we walked up a steep hill to this catholic church.

we stood on the church’s porch and enjoyed a view of the town just after sunset.

then it was time to go home. i hate driving, but this drive was wonderful--windows rolled down, clear night with an almost-full moon glittering on the surface of lucky peak reservoir. we got back to jason’s around 10:30. neither of us could believe the day we’d had. everything about it was magic. later j told me he tried to describe it to some of his friends but no one’s definitely one of those things where you had to be there. but i think this insanely long post at least does it some justice.


Refinerii said...

I love adventures like this: also love old mining towns--Idaho City included :) You should take the drive up to Silver City sometime too--also a cool day trip :)

Emily said...

silver city is a great idea! i haven't been up there since i was a kid. this trip definitely made me feel like i should go on more fun little day trips, despite my aversion to driving.

GoneferalinID said...

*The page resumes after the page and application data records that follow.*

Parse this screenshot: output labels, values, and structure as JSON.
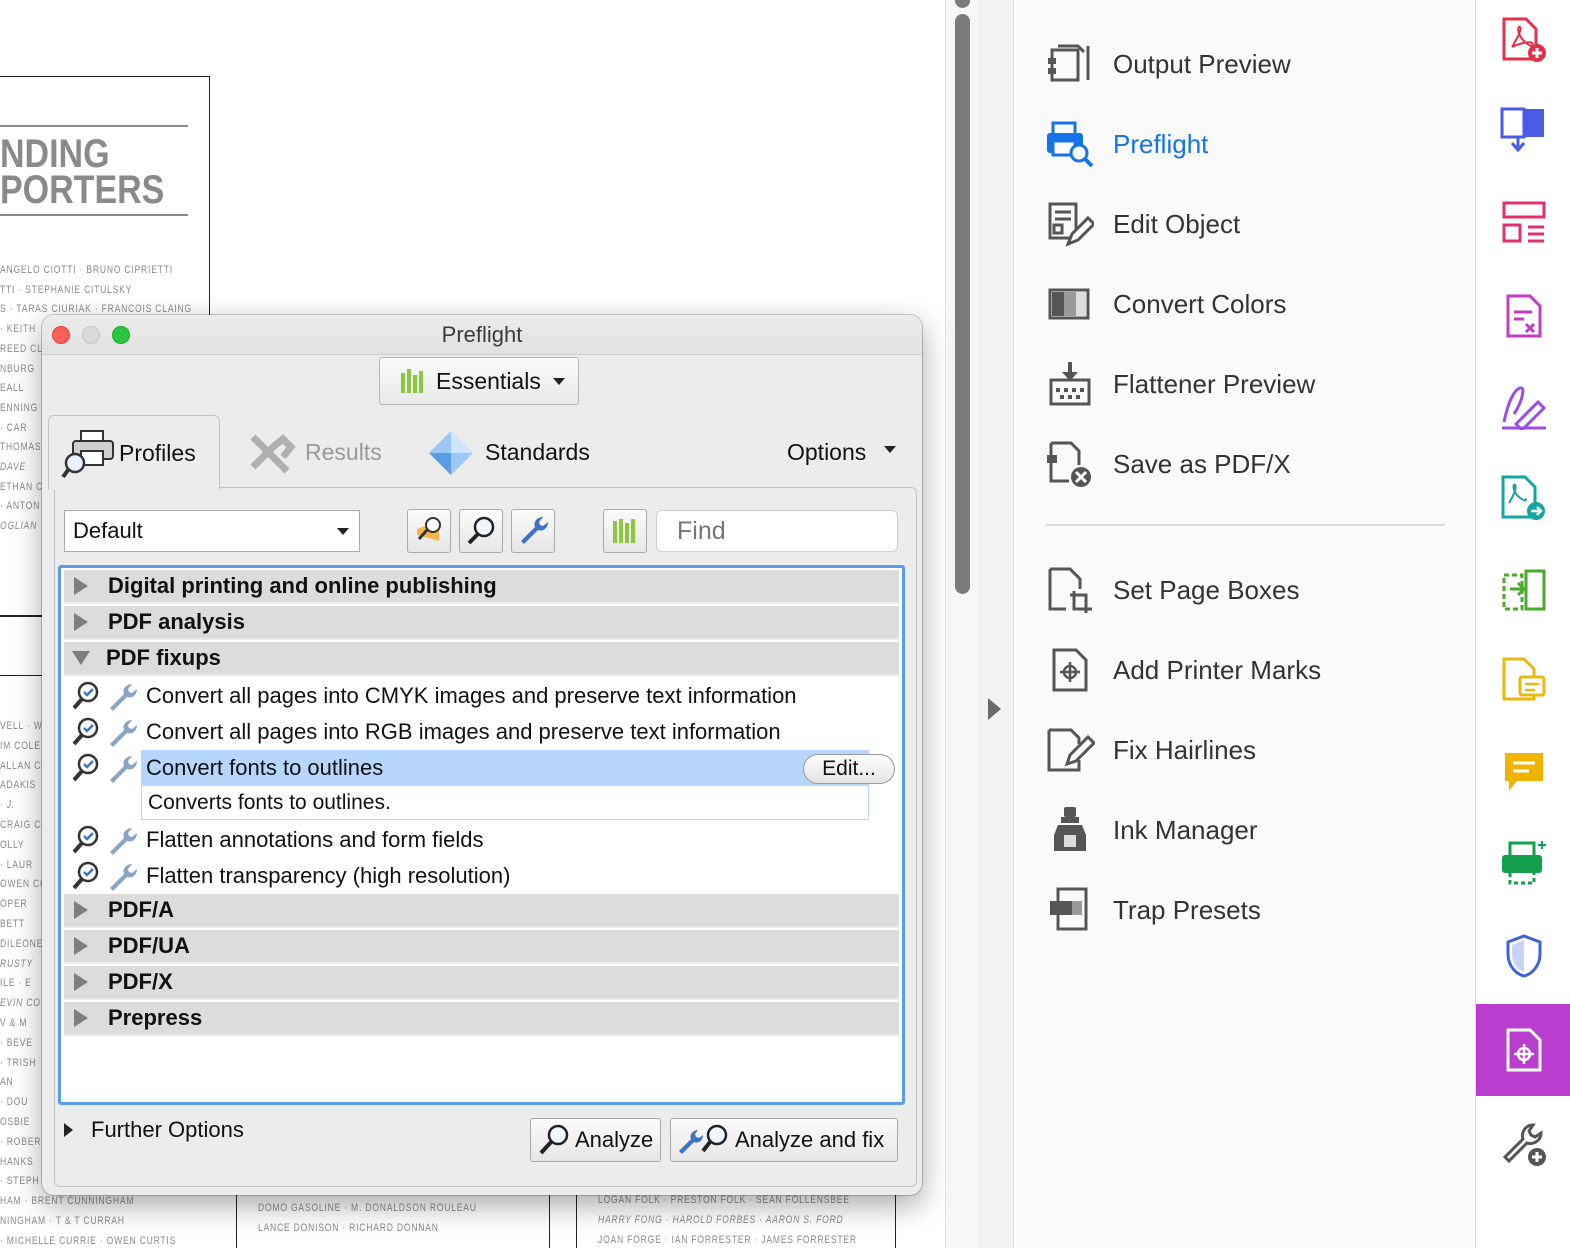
{
  "background_document": {
    "title_lines": [
      "NDING",
      "PORTERS"
    ],
    "name_lines": [
      "ANGELO CIOTTI  ·  BRUNO CIPRIETTI",
      "TTI  ·  STEPHANIE CITULSKY",
      "S · TARAS CIURIAK · FRANCOIS CLAING",
      "· KEITH",
      "REED CL",
      "NBURG",
      "EALL",
      "ENNING",
      "· CAR",
      "THOMAS",
      "DAVE",
      "ETHAN C",
      "· ANTON",
      "OGLIAN"
    ],
    "lower_names": [
      "VELL · W",
      "IM COLE",
      "ALLAN CO",
      "ADAKIS",
      "· J.",
      "CRAIG CO",
      "OLLY",
      "· LAUR",
      "OWEN CO",
      "OPER",
      "BETT",
      "DILEONE",
      "RUSTY",
      "ILE · E",
      "EVIN CO",
      "V & M",
      "· BEVE",
      "· TRISH",
      "AN",
      "· DOU",
      "OSBIE",
      "· ROBER",
      "HANKS",
      "· STEPH",
      "HAM  ·  BRENT CUNNINGHAM",
      "NINGHAM  ·  T & T CURRAH",
      "· MICHELLE CURRIE  ·  OWEN CURTIS"
    ],
    "bottom_col2": [
      "DOMO GASOLINE  ·  M. DONALDSON ROULEAU",
      "LANCE DONISON  ·  RICHARD DONNAN"
    ],
    "bottom_col3": [
      "LOGAN FOLK  ·  PRESTON FOLK  ·  SEAN FOLLENSBEE",
      "HARRY FONG  ·  HAROLD FORBES  ·  AARON S. FORD",
      "JOAN FORGE  ·  IAN FORRESTER  ·  JAMES FORRESTER"
    ]
  },
  "tools_panel": {
    "group1": [
      {
        "label": "Output Preview",
        "icon": "output-preview-icon"
      },
      {
        "label": "Preflight",
        "icon": "preflight-icon",
        "active": true
      },
      {
        "label": "Edit Object",
        "icon": "edit-object-icon"
      },
      {
        "label": "Convert Colors",
        "icon": "convert-colors-icon"
      },
      {
        "label": "Flattener Preview",
        "icon": "flattener-preview-icon"
      },
      {
        "label": "Save as PDF/X",
        "icon": "save-as-pdfx-icon"
      }
    ],
    "group2": [
      {
        "label": "Set Page Boxes",
        "icon": "set-page-boxes-icon"
      },
      {
        "label": "Add Printer Marks",
        "icon": "add-printer-marks-icon"
      },
      {
        "label": "Fix Hairlines",
        "icon": "fix-hairlines-icon"
      },
      {
        "label": "Ink Manager",
        "icon": "ink-manager-icon"
      },
      {
        "label": "Trap Presets",
        "icon": "trap-presets-icon"
      }
    ],
    "active_color": "#1473e6"
  },
  "right_rail": {
    "icons": [
      "create-pdf-icon",
      "combine-files-icon",
      "organize-pages-icon",
      "edit-pdf-icon",
      "fill-sign-icon",
      "export-pdf-icon",
      "compare-files-icon",
      "comment-icon",
      "sticky-note-icon",
      "print-production-icon",
      "protect-icon",
      "print-production-selected-icon",
      "more-tools-icon"
    ],
    "selected_color": "#b93ecf"
  },
  "dialog": {
    "title": "Preflight",
    "library_button": "Essentials",
    "tabs": {
      "profiles": "Profiles",
      "results": "Results",
      "standards": "Standards",
      "options": "Options"
    },
    "profile_select": "Default",
    "find_placeholder": "Find",
    "groups": {
      "g1": "Digital printing and online publishing",
      "g2": "PDF analysis",
      "g3": "PDF fixups",
      "g4": "PDF/A",
      "g5": "PDF/UA",
      "g6": "PDF/X",
      "g7": "Prepress"
    },
    "fixups": {
      "f1": "Convert all pages into CMYK images and preserve text information",
      "f2": "Convert all pages into RGB images and preserve text information",
      "f3": "Convert fonts to outlines",
      "f3_desc": "Converts fonts to outlines.",
      "f4": "Flatten annotations and form fields",
      "f5": "Flatten transparency (high resolution)"
    },
    "edit_button": "Edit...",
    "further_options": "Further Options",
    "analyze_button": "Analyze",
    "analyze_fix_button": "Analyze and fix",
    "selection_color": "#b6d6fb"
  }
}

I love mining towns, you seemed to have captured some of the spirit of Idaho City. It's so cool to be able to meet people like George.

Emily said...

i agree, george is a's so interesting to hear the stories of people who end up in idaho, and in small towns like idaho city especially. it seems like this state is a magnet for people with such interesting backgrounds and from the most diverse places.

geekette said...

oh, spoony i am so jealous! how of these weekends we should go on a berrypickingphototaking adventure on the greenbelt yes please?

geekette said...
This comment has been removed by the author.
Emily said...

hehe yes please indeed! that would be much spoonyfuntimes.